#### What you have to do:
Report each line of the records below that holds the word "icon".

#### Supplied data:
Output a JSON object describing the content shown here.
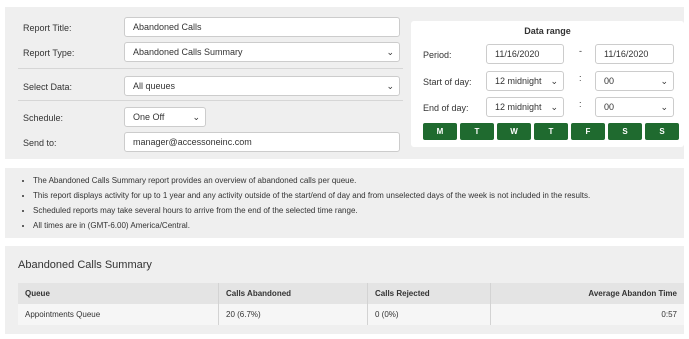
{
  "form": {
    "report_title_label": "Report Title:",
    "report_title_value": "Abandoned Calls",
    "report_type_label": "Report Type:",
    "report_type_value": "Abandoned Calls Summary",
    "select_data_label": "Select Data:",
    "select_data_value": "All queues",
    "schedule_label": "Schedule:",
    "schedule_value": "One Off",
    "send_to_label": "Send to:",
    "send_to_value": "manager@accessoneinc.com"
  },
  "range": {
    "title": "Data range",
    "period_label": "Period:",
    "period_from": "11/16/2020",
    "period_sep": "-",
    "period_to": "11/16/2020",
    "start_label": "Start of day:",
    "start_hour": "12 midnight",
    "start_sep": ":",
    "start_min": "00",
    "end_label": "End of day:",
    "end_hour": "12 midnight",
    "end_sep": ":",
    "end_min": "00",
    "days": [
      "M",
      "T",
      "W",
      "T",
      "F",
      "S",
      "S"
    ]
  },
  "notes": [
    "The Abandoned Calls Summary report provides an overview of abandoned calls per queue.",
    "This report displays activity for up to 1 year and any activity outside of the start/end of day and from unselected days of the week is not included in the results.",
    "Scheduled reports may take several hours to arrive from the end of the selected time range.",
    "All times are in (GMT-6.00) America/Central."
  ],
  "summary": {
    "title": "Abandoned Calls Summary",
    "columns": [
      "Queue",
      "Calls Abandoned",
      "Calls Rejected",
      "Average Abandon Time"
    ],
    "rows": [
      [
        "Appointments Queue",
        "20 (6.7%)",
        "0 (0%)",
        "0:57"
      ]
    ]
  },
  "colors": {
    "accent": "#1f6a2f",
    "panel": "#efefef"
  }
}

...

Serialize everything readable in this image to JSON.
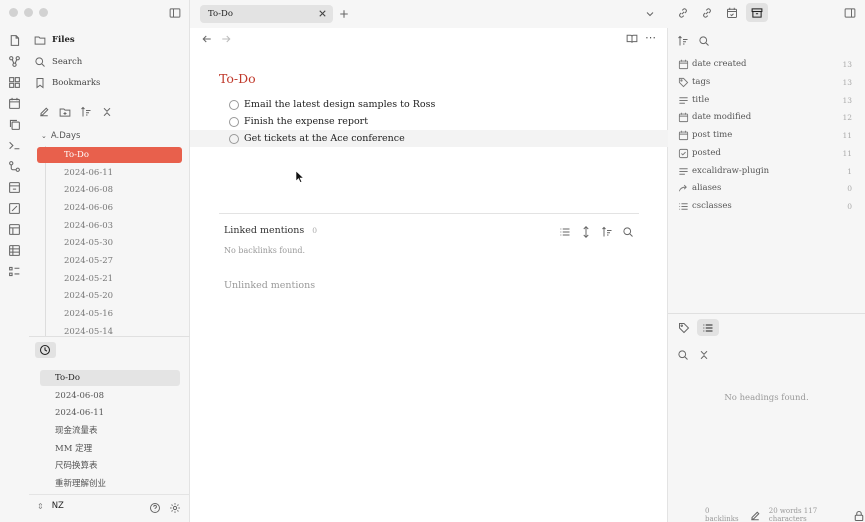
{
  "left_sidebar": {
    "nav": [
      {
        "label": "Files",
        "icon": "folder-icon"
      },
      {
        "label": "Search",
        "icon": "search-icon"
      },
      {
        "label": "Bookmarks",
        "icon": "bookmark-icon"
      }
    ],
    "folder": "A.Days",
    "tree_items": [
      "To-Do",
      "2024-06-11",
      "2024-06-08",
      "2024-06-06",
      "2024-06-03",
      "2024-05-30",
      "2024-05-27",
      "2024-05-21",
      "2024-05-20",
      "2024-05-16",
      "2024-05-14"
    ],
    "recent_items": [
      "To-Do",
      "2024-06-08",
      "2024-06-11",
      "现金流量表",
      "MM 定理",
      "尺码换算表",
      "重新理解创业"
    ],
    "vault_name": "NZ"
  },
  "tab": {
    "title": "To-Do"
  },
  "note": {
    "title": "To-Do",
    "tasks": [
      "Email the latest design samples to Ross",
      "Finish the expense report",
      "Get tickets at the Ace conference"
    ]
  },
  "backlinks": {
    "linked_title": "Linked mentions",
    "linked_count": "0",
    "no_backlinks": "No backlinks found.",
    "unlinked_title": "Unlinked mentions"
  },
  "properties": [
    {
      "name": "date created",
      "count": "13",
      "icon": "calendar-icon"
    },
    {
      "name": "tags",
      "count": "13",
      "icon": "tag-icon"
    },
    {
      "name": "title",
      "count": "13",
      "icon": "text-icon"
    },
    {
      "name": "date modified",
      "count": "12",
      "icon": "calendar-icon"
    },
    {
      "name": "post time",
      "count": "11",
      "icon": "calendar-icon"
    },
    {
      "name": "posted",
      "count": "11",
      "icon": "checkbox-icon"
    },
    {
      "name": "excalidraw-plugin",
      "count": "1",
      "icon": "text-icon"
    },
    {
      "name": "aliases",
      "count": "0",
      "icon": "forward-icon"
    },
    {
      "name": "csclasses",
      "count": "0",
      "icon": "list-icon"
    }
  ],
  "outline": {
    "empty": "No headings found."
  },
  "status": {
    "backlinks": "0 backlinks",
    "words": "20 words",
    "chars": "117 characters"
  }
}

#### Result of this exercise:
        "icon": "folder-icon"
        "icon": "search-icon"
        "icon": "bookmark-icon"
      "icon": "calendar-icon"
      "icon": "tag-icon"
      "icon": "text-icon"
      "icon": "calendar-icon"
      "icon": "calendar-icon"
      "icon": "checkbox-icon"
      "icon": "text-icon"
      "icon": "forward-icon"
      "icon": "list-icon"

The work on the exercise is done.